After the Supreme Court last year overturned the federal right to an abortion and left a patchwork of legal abortion options around the country, Minnesota lawmakers are considering cementing the right in state law.
Minnesotans have a constitutional right to abortion under a 1995 state Supreme Court case, but some say that’s not enough.
“I see the reality of people forced to travel out of state for abortion care. 18 states have bans or near total bans on abortion. Minnesota's abortion access is critical right now, for Minnesotans and for people across the country,” said Dr. Sarah Traxler, the chief medical director for Planned Parenthood North Central States.

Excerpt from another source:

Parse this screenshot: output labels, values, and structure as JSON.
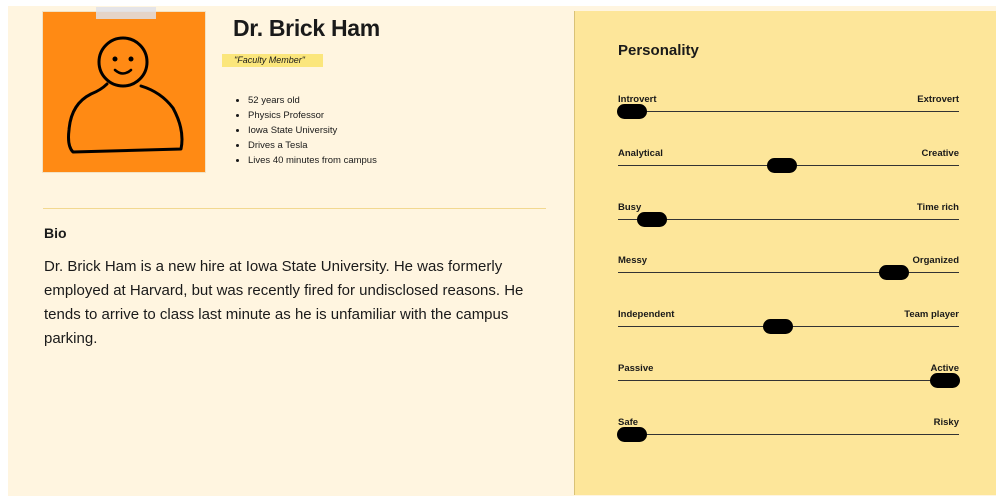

Traxler told the House Health Finance and Policy Committee that she’s seen a 13 percent increase in patients coming from other states after several outlawed or restricted abortion. And she said even with the court’s ruling, providers and patients face uncertainty.
Grow the Future of Public Media
MPR News is supported by Members. Gifts from individuals power everything you find here. Make a gift of any amount today to become a Member!
At the Capitol, DFLers are pushing to codify the right to abortion in state law along with other services that weren't addressed by the state court ruling– including contraception and sterilization. They call it the “Protect Reproductive Options”or PRO Act, and say the proposal is their number one priority this year.
“We need the Pro Act so that Minnesotans and all patients know that they are welcome here,” Traxler said. “We must reassure them that Minnesota supports them and our commitment to their reproductive rights and health care will not change.”
Rep. Carlie Kotyza-Witthuhn, DFL-Eden Prairie, is the bill’s sponsor. She said the lawmakers should act now to ensure Minnesotans can access abortions and other reproductive health services.
“What happens to Roe could happen in Minnesota too. Over mere months, 15 states across the country have banned abortion,” Kothyza-Witthuhn said. “This past election, voters spoke decisively and told us that they believe every Minnesotan should be able to make their own reproductive health care decisions.”
In its first hearing, the proposal drew blowback from several people and anti-abortion groups. Sherry Litz of Hastings wore a shirt that read “abortion is murder” across the back as she testified.
“These are lives that they’re killing. These are lives that they put to death. These are human lives,” Litz said. “Babies are gifts, and God help us because there’s going to be judgment on us.”
Tim Miller, a former state representative now with the group Pro-Life Action Ministries, said the measure didn’t take into consideration the life and rights of the fetus.
“This bill is not about women's rights over their own bodies,” he said. “This bill pits the mother and the child against each other.”
The bill would also bar local governments from enacting policies that infringe on Minnesotans' reproductive health rights. Miller tried to get the Prinsburg City Council to enact a Texas-style abortion ban, but the council refused to consider it after Attorney General Keith Ellison advised them it would be unconstitutional.
The bill at the Capitol spurred strong support from health care providers, civil rights and reproductive health advocates.
Samantha Alsadi, a lawyer and sexual assault survivor, said she was frustrated that she had to ask lawmakers to grant Minnesotans rights over their reproductive health choices. And she urged them to pass the bill.
“Our children and teenagers who are victims of rape, just like I was 20 years ago, may be forced to carry a fetus from the rapist to term. We are already seeing this happening in many other states. And it is absolutely horrific,” Alsadi said. “Our rights to decide whether or not we will continue to carry a pregnancy must be left up to each individual.”
Republicans on the panel tried and failed to alter the bill to require second or third term abortions to be performed in a hospital, limit abortions to the first and second trimester and set a criminal penalty for performing a partial birth abortion.
The committee approved the original bill by a 11-8 party line vote and sent it to the Judiciary Committee.
Rep. Anne Neu Brindley, R-North Branch, said the measure goes too far.
“It seems clear from the conversation today that my Democrat colleagues are not even willing to make concessions on the most extreme situations,” Neu Brindley said.
According to the Minnesota Department of Health, in 2021 no abortions were reported to occur after 30 weeks. One occurred from 25-30 weeks with close to 7,000 being performed at nine weeks or less, for a total of 10,136. One thousand were out-of-state abortion seekers.